As mentioned previously, the IDGT is not subject to estate taxes. Any assets were taxed at a set percentage prior to transferring. The current threshold is $12.06 million per person, but anything above this threshold will be subject to a tax rate of 40%. Of course, there are exemptions that may apply, such as the marital deduction or the charitable deduction. Both of these deductions allow the assets to pass tax-free. Certain states, like New York, don’t impose a gift tax, but they do instill a state estate tax that’s a lower than the federal estate tax rate.


Gifting the asset essentially freezes the value of the asset so that any appreciation can be passed to the beneficiary tax free. However, there is a lifetime exemption limit to transfer gifts to the IDGT. Any gifts that exceed the threshold are taxed at 40%. There are exclusions to avoid immediate payment of the taxes, but it’s then included in the taxable estate at death.

Generation-Skipping Transfer (GST)

Typically, assets are taxed at death.

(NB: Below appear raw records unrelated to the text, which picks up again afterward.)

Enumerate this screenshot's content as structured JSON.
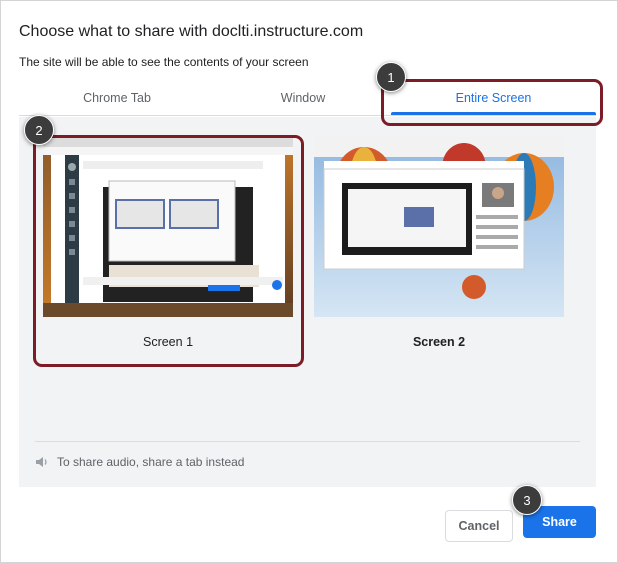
{
  "dialog": {
    "title": "Choose what to share with doclti.instructure.com",
    "subtitle": "The site will be able to see the contents of your screen"
  },
  "tabs": [
    {
      "label": "Chrome Tab",
      "active": false
    },
    {
      "label": "Window",
      "active": false
    },
    {
      "label": "Entire Screen",
      "active": true
    }
  ],
  "sources": [
    {
      "label": "Screen 1",
      "selected": true
    },
    {
      "label": "Screen 2",
      "selected": false
    }
  ],
  "audio_note": {
    "text": "To share audio, share a tab instead",
    "icon": "speaker-icon"
  },
  "buttons": {
    "cancel": "Cancel",
    "share": "Share"
  },
  "steps": [
    "1",
    "2",
    "3"
  ],
  "colors": {
    "accent": "#1a73e8",
    "highlight": "#7b1c26",
    "step_badge": "#3c3c3c"
  }
}
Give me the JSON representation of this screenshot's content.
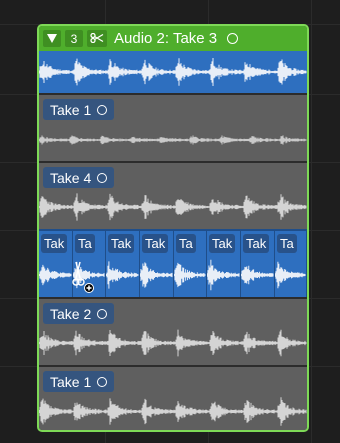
{
  "folder": {
    "header": {
      "disclosure_icon": "triangle-down-icon",
      "take_count": "3",
      "scissors_icon": "scissors-icon",
      "title": "Audio 2: Take 3",
      "status_icon": "circle-icon"
    },
    "takes": [
      {
        "label": "Take 1"
      },
      {
        "label": "Take 4"
      },
      {
        "label": "Take 2"
      },
      {
        "label": "Take 1"
      }
    ],
    "comp_segments": [
      "Tak",
      "Ta",
      "Tak",
      "Tak",
      "Ta",
      "Tak",
      "Tak",
      "Ta"
    ]
  },
  "colors": {
    "folder_border": "#7ed957",
    "header_bg": "#4fae2c",
    "comp_blue": "#2e6fbf",
    "take_gray": "#5f5f5f",
    "wave_light": "#d8d8d8"
  },
  "cursor_icon": "scissors-add-cursor-icon"
}
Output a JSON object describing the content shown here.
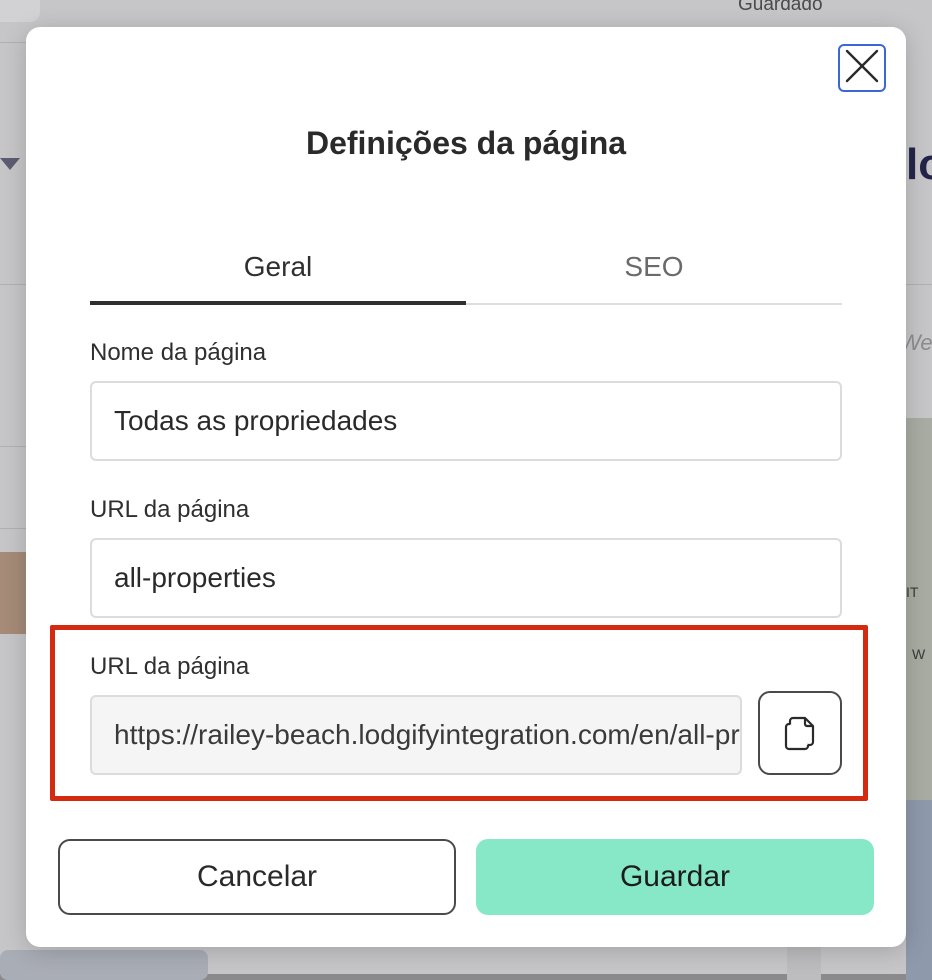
{
  "background": {
    "saved_status": "Guardado",
    "right_heading_fragment": "lo",
    "right_text_fragment": "We",
    "map_label_1": "IT",
    "map_label_2": "W"
  },
  "modal": {
    "title": "Definições da página",
    "close_icon": "close-icon",
    "tabs": [
      {
        "label": "Geral",
        "active": true
      },
      {
        "label": "SEO",
        "active": false
      }
    ],
    "page_name": {
      "label": "Nome da página",
      "value": "Todas as propriedades"
    },
    "page_url": {
      "label": "URL da página",
      "value": "all-properties"
    },
    "full_url": {
      "label": "URL da página",
      "value": "https://railey-beach.lodgifyintegration.com/en/all-properties",
      "copy_icon": "copy-icon"
    },
    "buttons": {
      "cancel": "Cancelar",
      "save": "Guardar"
    }
  },
  "colors": {
    "accent_save": "#86e8c6",
    "focus_outline": "#3c68d6",
    "highlight_red": "#d42a10"
  }
}
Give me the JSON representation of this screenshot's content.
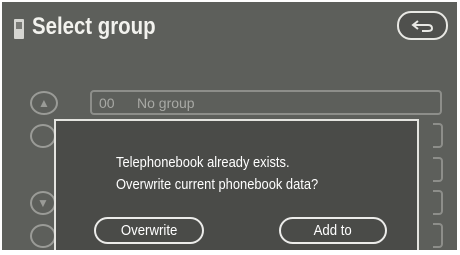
{
  "header": {
    "title": "Select group"
  },
  "groups": [
    {
      "number": "00",
      "name": "No group"
    }
  ],
  "dialog": {
    "message_line1": "Telephonebook already exists.",
    "message_line2": "Overwrite current phonebook data?",
    "overwrite_label": "Overwrite",
    "add_label": "Add to"
  },
  "icons": {
    "back": "back-arrow-icon",
    "scroll_up": "scroll-up-icon",
    "scroll_down": "scroll-down-icon",
    "header": "phonebook-icon"
  }
}
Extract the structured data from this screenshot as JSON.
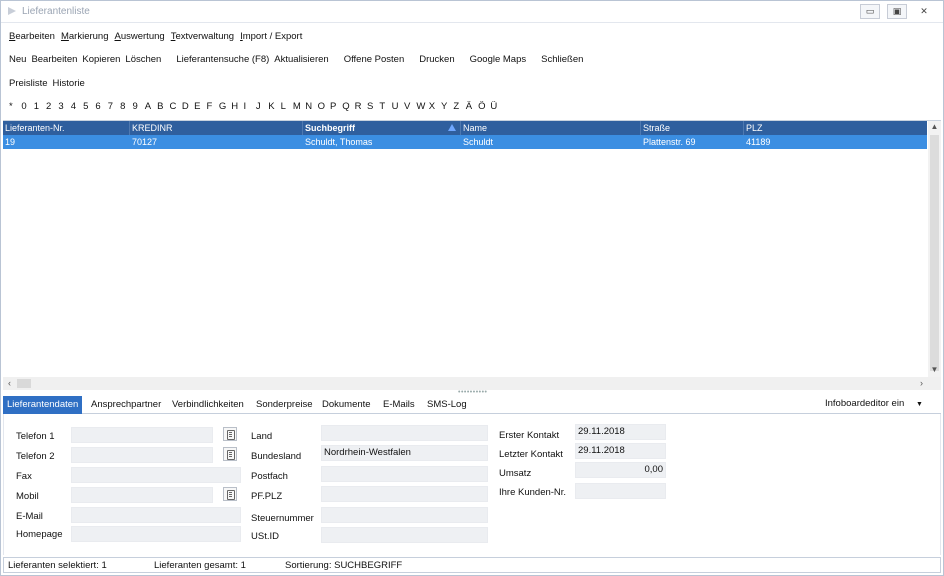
{
  "window": {
    "title": "Lieferantenliste",
    "buttons": {
      "minimize": "▭",
      "maximize": "▣",
      "close": "✕"
    }
  },
  "menu": {
    "items": [
      {
        "u": "B",
        "rest": "earbeiten"
      },
      {
        "u": "M",
        "rest": "arkierung"
      },
      {
        "u": "A",
        "rest": "uswertung"
      },
      {
        "u": "T",
        "rest": "extverwaltung"
      },
      {
        "u": "I",
        "rest": "mport / Export"
      }
    ]
  },
  "toolbar": {
    "items": [
      "Neu",
      "Bearbeiten",
      "Kopieren",
      "Löschen",
      "Lieferantensuche (F8)",
      "Aktualisieren",
      "Offene Posten",
      "Drucken",
      "Google Maps",
      "Schließen"
    ],
    "row2": [
      "Preisliste",
      "Historie"
    ]
  },
  "alphabet": [
    "*",
    "0",
    "1",
    "2",
    "3",
    "4",
    "5",
    "6",
    "7",
    "8",
    "9",
    "A",
    "B",
    "C",
    "D",
    "E",
    "F",
    "G",
    "H",
    "I",
    "J",
    "K",
    "L",
    "M",
    "N",
    "O",
    "P",
    "Q",
    "R",
    "S",
    "T",
    "U",
    "V",
    "W",
    "X",
    "Y",
    "Z",
    "Ä",
    "Ö",
    "Ü"
  ],
  "grid": {
    "columns": [
      "Lieferanten-Nr.",
      "KREDINR",
      "Suchbegriff",
      "Name",
      "Straße",
      "PLZ"
    ],
    "rows": [
      [
        "19",
        "70127",
        "Schuldt, Thomas",
        "Schuldt",
        "Plattenstr. 69",
        "41189"
      ]
    ],
    "sort_column": "Suchbegriff",
    "colors": {
      "header": "#2f5f9e",
      "selected_row": "#3b8ee2"
    }
  },
  "tabs": {
    "items": [
      "Lieferantendaten",
      "Ansprechpartner",
      "Verbindlichkeiten",
      "Sonderpreise",
      "Dokumente",
      "E-Mails",
      "SMS-Log"
    ],
    "active": "Lieferantendaten",
    "infoboard": "Infoboardeditor ein",
    "infoboard_caret": "▼"
  },
  "form": {
    "col1": {
      "labels": [
        "Telefon 1",
        "Telefon 2",
        "Fax",
        "Mobil",
        "E-Mail",
        "Homepage"
      ],
      "values": [
        "",
        "",
        "",
        "",
        "",
        ""
      ]
    },
    "col2": {
      "labels": [
        "Land",
        "Bundesland",
        "Postfach",
        "PF.PLZ",
        "Steuernummer",
        "USt.ID"
      ],
      "values": [
        "",
        "Nordrhein-Westfalen",
        "",
        "",
        "",
        ""
      ]
    },
    "col3": {
      "labels": [
        "Erster Kontakt",
        "Letzter Kontakt",
        "Umsatz",
        "Ihre Kunden-Nr."
      ],
      "values": [
        "29.11.2018",
        "29.11.2018",
        "0,00",
        ""
      ]
    }
  },
  "status": {
    "selected": "Lieferanten selektiert: 1",
    "total": "Lieferanten gesamt: 1",
    "sorting": "Sortierung: SUCHBEGRIFF"
  }
}
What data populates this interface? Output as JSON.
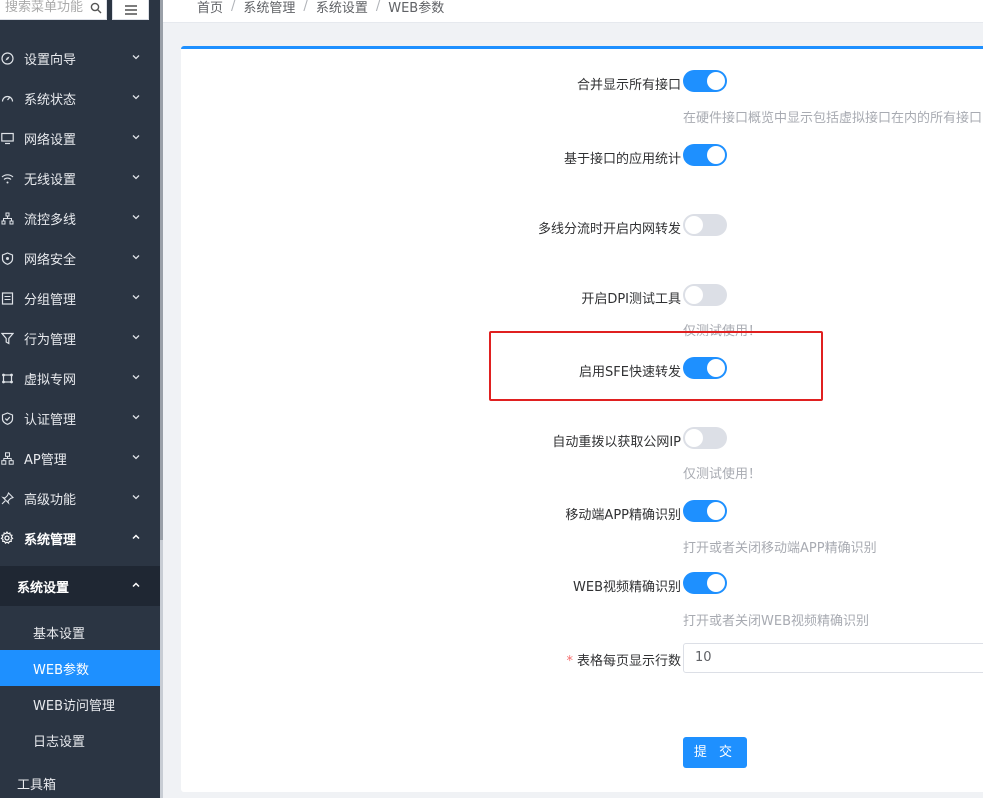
{
  "sidebar": {
    "search_placeholder": "搜索菜单功能",
    "items": [
      {
        "label": "设置向导",
        "icon": "compass-icon"
      },
      {
        "label": "系统状态",
        "icon": "gauge-icon"
      },
      {
        "label": "网络设置",
        "icon": "monitor-icon"
      },
      {
        "label": "无线设置",
        "icon": "wifi-icon"
      },
      {
        "label": "流控多线",
        "icon": "network-tree-icon"
      },
      {
        "label": "网络安全",
        "icon": "shield-icon"
      },
      {
        "label": "分组管理",
        "icon": "group-icon"
      },
      {
        "label": "行为管理",
        "icon": "filter-icon"
      },
      {
        "label": "虚拟专网",
        "icon": "vpn-icon"
      },
      {
        "label": "认证管理",
        "icon": "shield-check-icon"
      },
      {
        "label": "AP管理",
        "icon": "topology-icon"
      },
      {
        "label": "高级功能",
        "icon": "pin-icon"
      },
      {
        "label": "系统管理",
        "icon": "gear-icon"
      }
    ],
    "submenu_header": "系统设置",
    "sub_items": [
      {
        "label": "基本设置",
        "active": false
      },
      {
        "label": "WEB参数",
        "active": true
      },
      {
        "label": "WEB访问管理",
        "active": false
      },
      {
        "label": "日志设置",
        "active": false
      }
    ],
    "tools_label": "工具箱"
  },
  "breadcrumb": [
    "首页",
    "系统管理",
    "系统设置",
    "WEB参数"
  ],
  "form": {
    "rows": [
      {
        "label": "合并显示所有接口",
        "on": true,
        "hint": "在硬件接口概览中显示包括虚拟接口在内的所有接口"
      },
      {
        "label": "基于接口的应用统计",
        "on": true,
        "hint": ""
      },
      {
        "label": "多线分流时开启内网转发",
        "on": false,
        "hint": ""
      },
      {
        "label": "开启DPI测试工具",
        "on": false,
        "hint": "仅测试使用！"
      },
      {
        "label": "启用SFE快速转发",
        "on": true,
        "hint": ""
      },
      {
        "label": "自动重拨以获取公网IP",
        "on": false,
        "hint": "仅测试使用！"
      },
      {
        "label": "移动端APP精确识别",
        "on": true,
        "hint": "打开或者关闭移动端APP精确识别"
      },
      {
        "label": "WEB视频精确识别",
        "on": true,
        "hint": "打开或者关闭WEB视频精确识别"
      }
    ],
    "rows_per_page_label": "表格每页显示行数",
    "required_mark": "*",
    "rows_per_page_value": "10",
    "submit_label": "提 交"
  }
}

When those assets are taxed and passed on to the beneficiaries, they must be taxed again if they choose to leave those to their beneficiaries. For instance, Grandmother to children to grandchildren. Assets are taxed upon each passing. However, this can be omitted by using the GST exemption. This allows the grantor to pay the price to skip and avoid double taxation. Up to $12.06 million may be contributed as a gift before being taxed at 40%


Where the IDGT becomes defective is with the income taxes. Unlike other trusts that pay their own taxes based on a tax rate driven by the trust’s income, the grantor pays the taxes on an IDGT. While the grantor pays the taxes for the trust, it is based on the grantor’s tax rate, not the trust’s tax rate. This allows for a lower tax rate, for the grantor to benefit from any potential deductions, and for the assets to appreciate faster. While this makes it defective in the idea of a trust, it is intentional and benefits everyone.

Variations of the IDGT

There are different types of IDGT that can accommodate different needs. A pot trust, also called a spray or sprinkle) is a type of IDGT that is intended for numerous beneficiaries and allows the grantor to distribute assets at their discretion. There can also be a spendthrift trust which helps protect assets from the beneficiary whose judgment may have become clouded by substance abuse or improper influences. A SLAT (Spousal Lifetime Access Trust) is another type of IDGT that is specifically created to benefit the spouse upon the grantor’s passing without including it in the estate so that the remaining partner can still have access to the assets.


Before creating an IDGT, the grantor needs to take aspects into consideration to ensure that the proper steps are taken to design the perfect trust. If the grantor needs access to the assets, an IDGT may not be appropriate. This kind of trust is not made to be revocable or easily accessible. Items not expected to appreciate, may not be meant for this trust either. With the IDGT, the appreciation of the assets benefits the grantor by reducing the estate by the amount of appreciation accumulated in the trust. Control over the trust’s assets can be of concern to the grantor as well, but, with an IDGT, significant control can be maintained. Under certain guidelines, the grantor may be able to hire/fire trustees or change provisions of the trust. Choosing the right trustee for the trust is another consideration to be thought of carefully, choosing the wrong person can lead to tax issues.


The intentionally defective grantor trust can hold many benefits for all involved. However, there are many tax types and considerations to contemplate before drafting your trust to maximize your benefits. Estate planning involves many factors making it essential to consult with your accountant. Consulting with Kislay Shah CPA can help ensure that you’re making the right choice. You can reach Shah at or call at 646-328-1326.